# WHAT YOU HAVE TO DO
Set down the full listing below word for word; pictures stay out of the copy.

# DATA EXTRACTS
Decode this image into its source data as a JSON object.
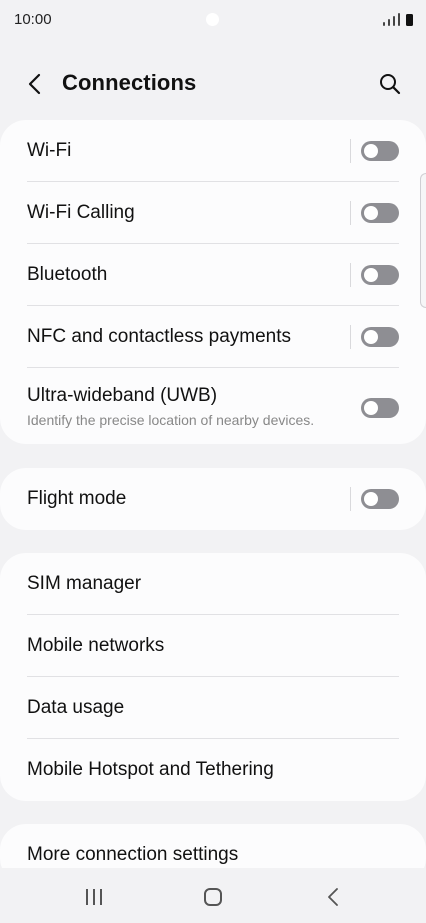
{
  "status_bar": {
    "time": "10:00"
  },
  "header": {
    "title": "Connections",
    "back_icon": "arrow-left-icon",
    "search_icon": "search-icon"
  },
  "groups": [
    {
      "items": [
        {
          "label": "Wi-Fi",
          "toggle": "off"
        },
        {
          "label": "Wi-Fi Calling",
          "toggle": "off"
        },
        {
          "label": "Bluetooth",
          "toggle": "off"
        },
        {
          "label": "NFC and contactless payments",
          "toggle": "off"
        },
        {
          "label": "Ultra-wideband (UWB)",
          "subtitle": "Identify the precise location of nearby devices.",
          "toggle": "off"
        }
      ]
    },
    {
      "items": [
        {
          "label": "Flight mode",
          "toggle": "off"
        }
      ]
    },
    {
      "items": [
        {
          "label": "SIM manager"
        },
        {
          "label": "Mobile networks"
        },
        {
          "label": "Data usage"
        },
        {
          "label": "Mobile Hotspot and Tethering"
        }
      ]
    },
    {
      "items": [
        {
          "label": "More connection settings"
        }
      ]
    }
  ],
  "nav_bar": {
    "recents_icon": "recents-icon",
    "home_icon": "home-icon",
    "back_icon": "back-icon"
  },
  "colors": {
    "background": "#f2f2f4",
    "card": "#fcfcfd",
    "toggle_off": "#8e8e93"
  }
}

# ANSWER TO THIS EXERCISE
Decode this image into its source data as a JSON object.
{
  "status_bar": {
    "time": "10:00"
  },
  "header": {
    "title": "Connections",
    "back_icon": "arrow-left-icon",
    "search_icon": "search-icon"
  },
  "groups": [
    {
      "items": [
        {
          "label": "Wi-Fi",
          "toggle": "off"
        },
        {
          "label": "Wi-Fi Calling",
          "toggle": "off"
        },
        {
          "label": "Bluetooth",
          "toggle": "off"
        },
        {
          "label": "NFC and contactless payments",
          "toggle": "off"
        },
        {
          "label": "Ultra-wideband (UWB)",
          "subtitle": "Identify the precise location of nearby devices.",
          "toggle": "off"
        }
      ]
    },
    {
      "items": [
        {
          "label": "Flight mode",
          "toggle": "off"
        }
      ]
    },
    {
      "items": [
        {
          "label": "SIM manager"
        },
        {
          "label": "Mobile networks"
        },
        {
          "label": "Data usage"
        },
        {
          "label": "Mobile Hotspot and Tethering"
        }
      ]
    },
    {
      "items": [
        {
          "label": "More connection settings"
        }
      ]
    }
  ],
  "nav_bar": {
    "recents_icon": "recents-icon",
    "home_icon": "home-icon",
    "back_icon": "back-icon"
  },
  "colors": {
    "background": "#f2f2f4",
    "card": "#fcfcfd",
    "toggle_off": "#8e8e93"
  }
}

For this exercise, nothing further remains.